My SimpleOscilloscope component described in an earlier post has now been updated to include a few filters controllable through setting styles. Of course like any other Flex component, it can have additional filtering applied in the normal way. I just felt like including these : alphaDecay, redMultiplier, greenMultiplier, blueMultiplier, blurX, blurY, scrollX, scrollY.
As ever, the project is on google code, and the test bed is here.
The documentation is correct, so i have no excuse, but I didn’t initially read much beyond the signature of the constructor…
public function BitmapData(width:int, height:int, transparent:Boolean = true, fillColor:uint = 0xFFFFFFFF)

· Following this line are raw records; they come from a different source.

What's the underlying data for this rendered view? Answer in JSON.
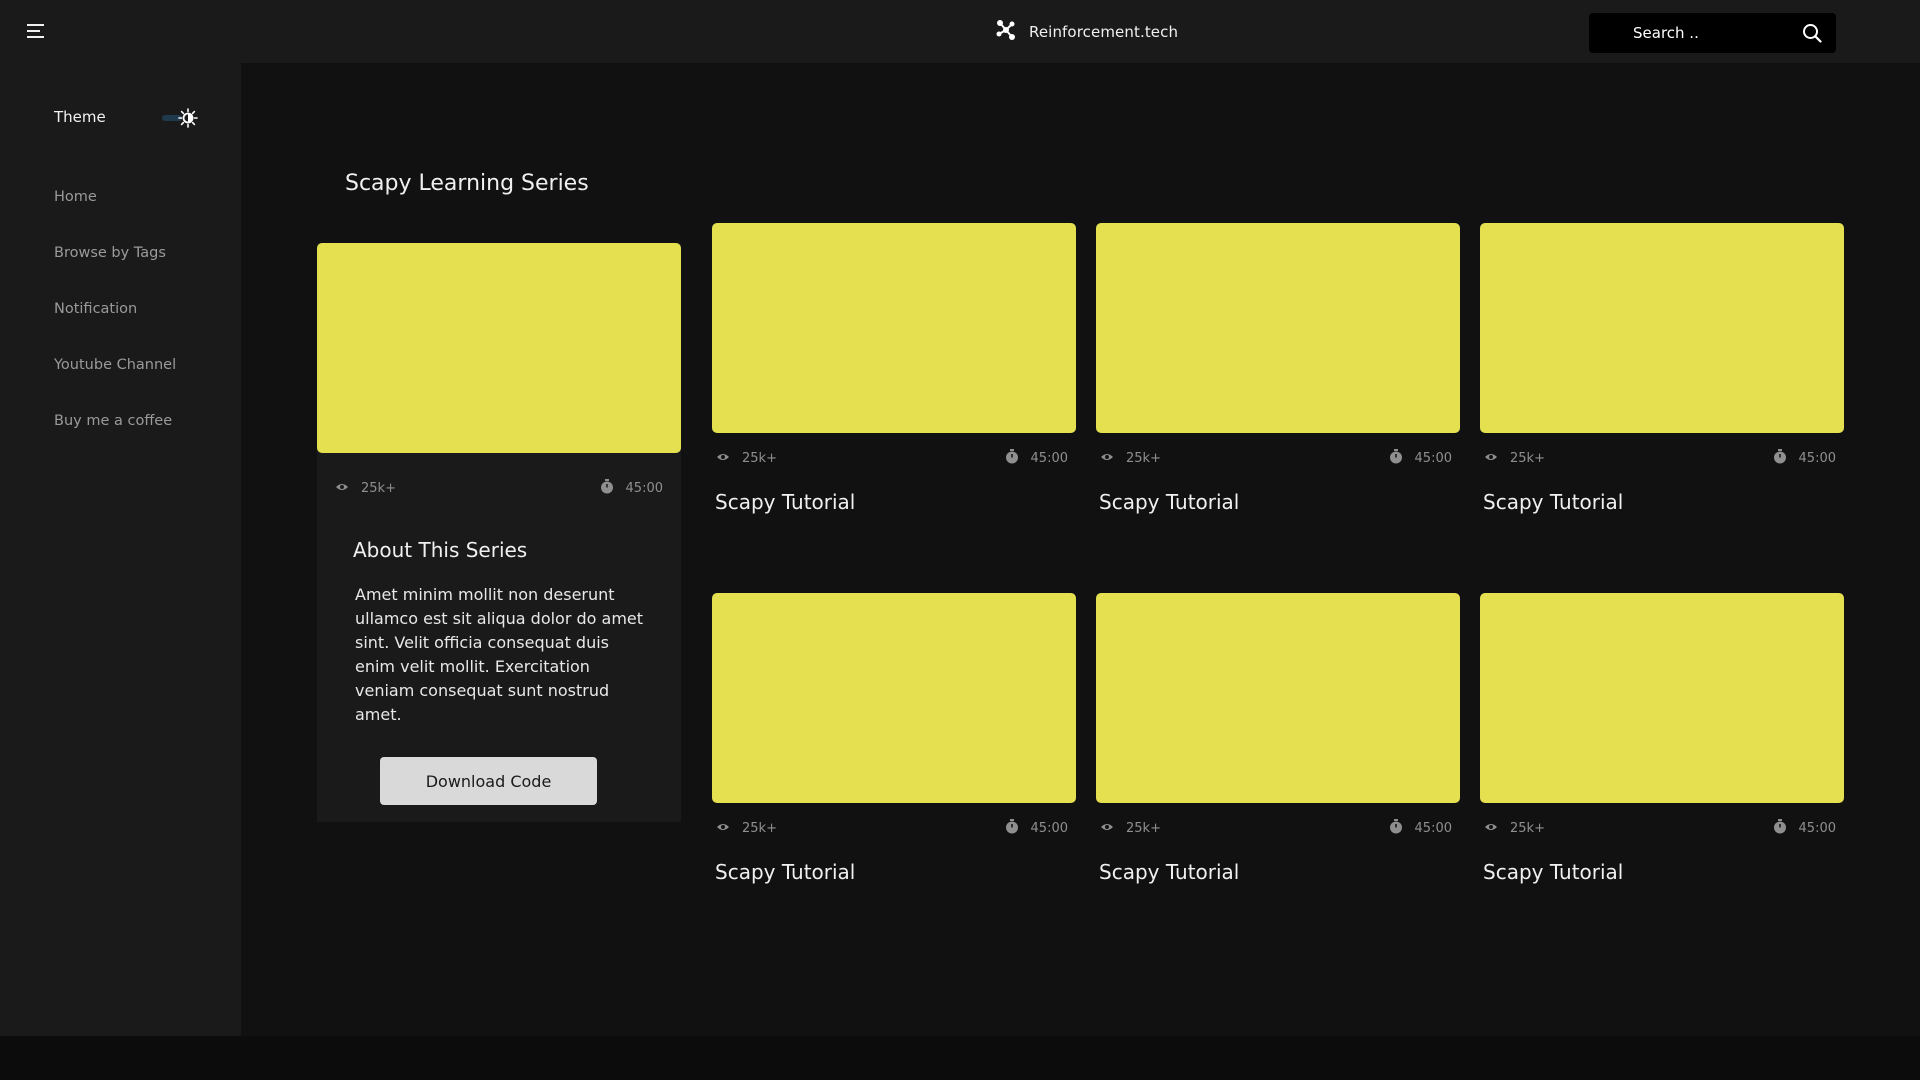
{
  "header": {
    "brand": "Reinforcement.tech",
    "search_placeholder": "Search .."
  },
  "sidebar": {
    "theme_label": "Theme",
    "items": [
      {
        "label": "Home"
      },
      {
        "label": "Browse by Tags"
      },
      {
        "label": "Notification"
      },
      {
        "label": "Youtube Channel"
      },
      {
        "label": "Buy me a coffee"
      }
    ]
  },
  "main": {
    "title": "Scapy Learning Series",
    "about": {
      "views": "25k+",
      "duration": "45:00",
      "heading": "About This Series",
      "description": "Amet minim mollit non deserunt ullamco est sit aliqua dolor do amet sint. Velit officia consequat duis enim velit mollit. Exercitation veniam consequat sunt nostrud amet.",
      "button": "Download Code"
    },
    "videos": [
      {
        "title": "Scapy Tutorial",
        "views": "25k+",
        "duration": "45:00"
      },
      {
        "title": "Scapy Tutorial",
        "views": "25k+",
        "duration": "45:00"
      },
      {
        "title": "Scapy Tutorial",
        "views": "25k+",
        "duration": "45:00"
      },
      {
        "title": "Scapy Tutorial",
        "views": "25k+",
        "duration": "45:00"
      },
      {
        "title": "Scapy Tutorial",
        "views": "25k+",
        "duration": "45:00"
      },
      {
        "title": "Scapy Tutorial",
        "views": "25k+",
        "duration": "45:00"
      }
    ]
  },
  "colors": {
    "background": "#111111",
    "panel": "#1a1a1a",
    "thumbnail": "#e4e04f",
    "button": "#d9d9d9"
  },
  "icons": [
    "menu-icon",
    "logo-icon",
    "search-icon",
    "theme-toggle-icon",
    "eye-icon",
    "timer-icon"
  ]
}
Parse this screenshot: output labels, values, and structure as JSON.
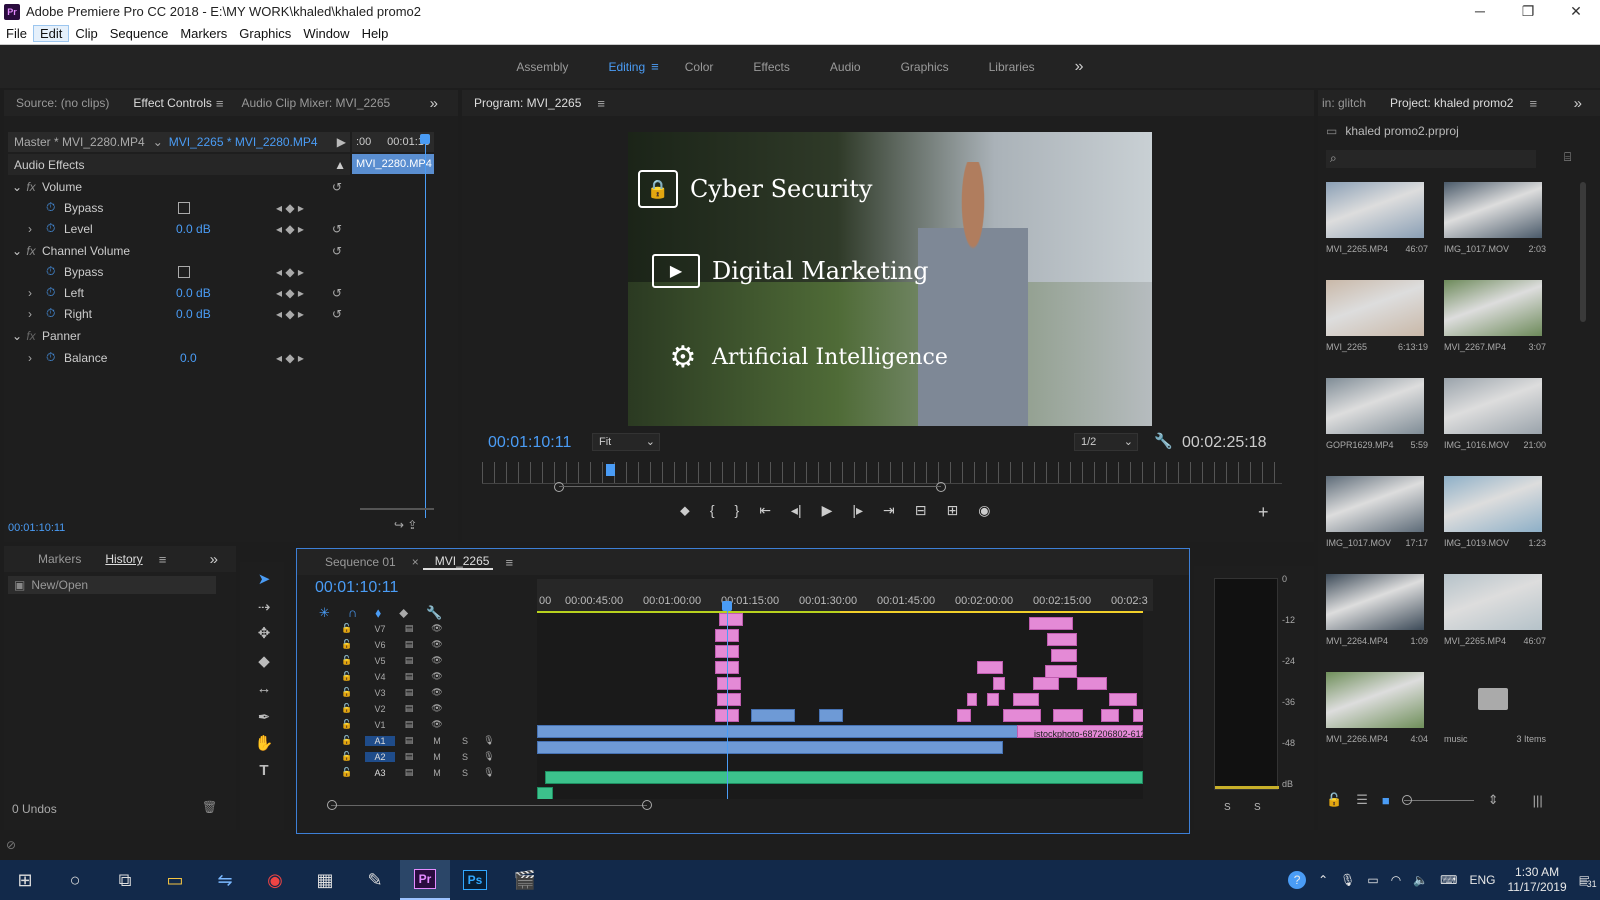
{
  "window": {
    "title": "Adobe Premiere Pro CC 2018 - E:\\MY WORK\\khaled\\khaled promo2",
    "app_badge": "Pr"
  },
  "menu": [
    "File",
    "Edit",
    "Clip",
    "Sequence",
    "Markers",
    "Graphics",
    "Window",
    "Help"
  ],
  "workspaces": [
    "Assembly",
    "Editing",
    "Color",
    "Effects",
    "Audio",
    "Graphics",
    "Libraries"
  ],
  "workspace_more": "»",
  "source_panel": {
    "tabs": [
      "Source: (no clips)",
      "Effect Controls",
      "Audio Clip Mixer: MVI_2265"
    ],
    "master_label": "Master * MVI_2280.MP4",
    "clip_label": "MVI_2265 * MVI_2280.MP4",
    "ruler_start": ":00",
    "ruler_mark": "00:01:15",
    "mini_clip": "MVI_2280.MP4",
    "section": "Audio Effects",
    "effects": [
      {
        "name": "Volume",
        "fx": "fx"
      },
      {
        "name": "Bypass"
      },
      {
        "name": "Level",
        "value": "0.0 dB"
      },
      {
        "name": "Channel Volume",
        "fx": "fx"
      },
      {
        "name": "Bypass"
      },
      {
        "name": "Left",
        "value": "0.0 dB"
      },
      {
        "name": "Right",
        "value": "0.0 dB"
      },
      {
        "name": "Panner",
        "fx": "fx"
      },
      {
        "name": "Balance",
        "value": "0.0"
      }
    ],
    "timecode": "00:01:10:11"
  },
  "program": {
    "tab": "Program: MVI_2265",
    "overlay": [
      "Cyber Security",
      "Digital Marketing",
      "Artificial Intelligence"
    ],
    "timecode": "00:01:10:11",
    "fit": "Fit",
    "resolution": "1/2",
    "duration": "00:02:25:18"
  },
  "project": {
    "tabs": [
      "in: glitch",
      "Project: khaled promo2"
    ],
    "file": "khaled promo2.prproj",
    "items": [
      {
        "name": "MVI_2265.MP4",
        "dur": "46:07",
        "color": "#8a9fb5"
      },
      {
        "name": "IMG_1017.MOV",
        "dur": "2:03",
        "color": "#4a5a6a"
      },
      {
        "name": "MVI_2265",
        "dur": "6:13:19",
        "color": "#c9b8a8"
      },
      {
        "name": "MVI_2267.MP4",
        "dur": "3:07",
        "color": "#6d8a5a"
      },
      {
        "name": "GOPR1629.MP4",
        "dur": "5:59",
        "color": "#7f8c96"
      },
      {
        "name": "IMG_1016.MOV",
        "dur": "21:00",
        "color": "#9aa3ab"
      },
      {
        "name": "IMG_1017.MOV",
        "dur": "17:17",
        "color": "#5d6b78"
      },
      {
        "name": "IMG_1019.MOV",
        "dur": "1:23",
        "color": "#8dafc7"
      },
      {
        "name": "MVI_2264.MP4",
        "dur": "1:09",
        "color": "#3c4a58"
      },
      {
        "name": "MVI_2265.MP4",
        "dur": "46:07",
        "color": "#b5c2c9"
      },
      {
        "name": "MVI_2266.MP4",
        "dur": "4:04",
        "color": "#6f8f5a"
      },
      {
        "name": "music",
        "dur": "3 Items",
        "color": "#2e2e2e"
      }
    ]
  },
  "history": {
    "tabs": [
      "Markers",
      "History"
    ],
    "item": "New/Open",
    "undos": "0 Undos"
  },
  "timeline": {
    "tabs": [
      "Sequence 01",
      "MVI_2265"
    ],
    "timecode": "00:01:10:11",
    "ruler": [
      "00",
      "00:00:45:00",
      "00:01:00:00",
      "00:01:15:00",
      "00:01:30:00",
      "00:01:45:00",
      "00:02:00:00",
      "00:02:15:00",
      "00:02:3"
    ],
    "video_tracks": [
      "V7",
      "V6",
      "V5",
      "V4",
      "V3",
      "V2",
      "V1"
    ],
    "audio_tracks": [
      "A1",
      "A2",
      "A3"
    ],
    "clip_label": "istockphoto-687206802-612",
    "meter_scale": [
      "0",
      "-12",
      "-24",
      "-36",
      "-48",
      "dB"
    ],
    "meter_solo": [
      "S",
      "S"
    ]
  },
  "taskbar": {
    "lang": "ENG",
    "time": "1:30 AM",
    "date": "11/17/2019",
    "notif": "31"
  }
}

I needed a transparent bitmap. Reading the default “transparent:Boolean = true”, I assumed by simply supplying width and height, a transparent bitmap is what I would get. Not so! I got a white rectangle. The reason being, that the default fill colour is 100% white. (The first pair of FFs representing the alpha in ARGB).
At first it would seem slightly unintuitive for the second default to conflict with the first, until one realises that the ‘transparent’ flag is there to indicate whether the object will support transparency or not. Not to state that it should be initially created transparent. Supporting transparency increases data size from 24 bits per pixel to 32 bits per pixel.
So what i should have done :
bmd = new BitmapData( width, height, true, 0 );
In the majority of my projects to-date, I am the sole developer on the project team. I was feeling the need to get into writing Flex components to a level that they could be distributed. Essentially making sure I use meta tags correctly and adding appropriate asdoc comments allowing other Flex developers to easily include the component as they would any other from the Flex SDK.
So, ccglib is an MIT license OpenSource project hosted on google code through which i plan to release a number of components. The first component released is SimpleOscilloscope, which plots the currently playing sound-wave. Designed to be easily sized, coloured and positioned through application of styles.
Finally got around to adding a case-study to my corporate site including a screen-cast of some of the features of my longest running project, a Flex/AIR application for communicating football moves and plays. Essentially a digital, animated version of a football tactic board.
More details and the screen-cast are on the creative-cognition case-study page.
Blowing my own trumpet for a moment… last week I sat and passed as Adobe® Certified Expert in Flex with AIR. Which I hope will help make my case with prospective clients.
More information on Adobe certification programs.
… at the London Flash Platform User Group… tomorrow (29 Jan 2009).
Really handy! … ActionScript 3, Air and Flex documentaion distributed as an application on iPhone and iPodTouch – by Mike Chambers.
Downloaded it, had a play, simple and effective. A ‘back’ button would be nice though in future versions 🙂
An emerging pet hate of mine: AIR applications that do-away with the system chrome, only to then re-implement parts of it, but ignoring host-system conventions. Note this isn’t anything to do with AIR itself, more to do with designers and/or developers not entirely considering user-experience across all platforms.
The example above taken from Tour de Flex.
Personally for this app I see no reason not to have used the host system’s chrome. Doing so would have entirely avoided this issue. But to re-implement fundamental controls such as those pictured using positioning and icons based on only one operating system in an app which is cross-platform undermines the user-experience for users of other systems. In the example, a Windows arrangement and appearance is used which feels wrong on a Macintosh system, where the arrangement should be reversed and in the left rather than the right corner of the window. That it is Adobe setting this presedent in a number of their AIR applications is disapointing. I hope it is a convention other AIR developers will not follow. I certainly wont.
Will probably yield scary looking error:
Process terminated without establishing connection to debugger.
“/Applications/Adobe Flex Builder 3/sdks/3.2.0/bin/adl” -runtime “/Applications/Adobe Flex Builder 3/sdks/3.2.0/runtimes/air/mac” /PathToProject/bin-debug/Project-app.xml /PathToProject/bin-debug
Output from command:
error while loading initial content
So, basically by setting the project to compile against the SDK 3.2 you are implicitly changing the version of AIR you are building against from earlier versions to 1.5. To fix you need to open file :
and change the namespace to “http://ns.adobe.com/air/application/1.5”
This has already been logged as a bug (FB-15687) in the bugbase against Gumbo, by the release of which, hopefully it will be intercepted to present a more meaningful message.
New Tour De Flex application looking like a very cool and a very useful resource. More information…
Basically it’s a Flex Component explorer as an AIR application and Eclipse plugin.
Just thinking I’d have preferred that the System Chrome was used in the AIR app to provide the min/max/close buttons rather than those alien windows style icons on the wrong side of the window. Mac user me! 😉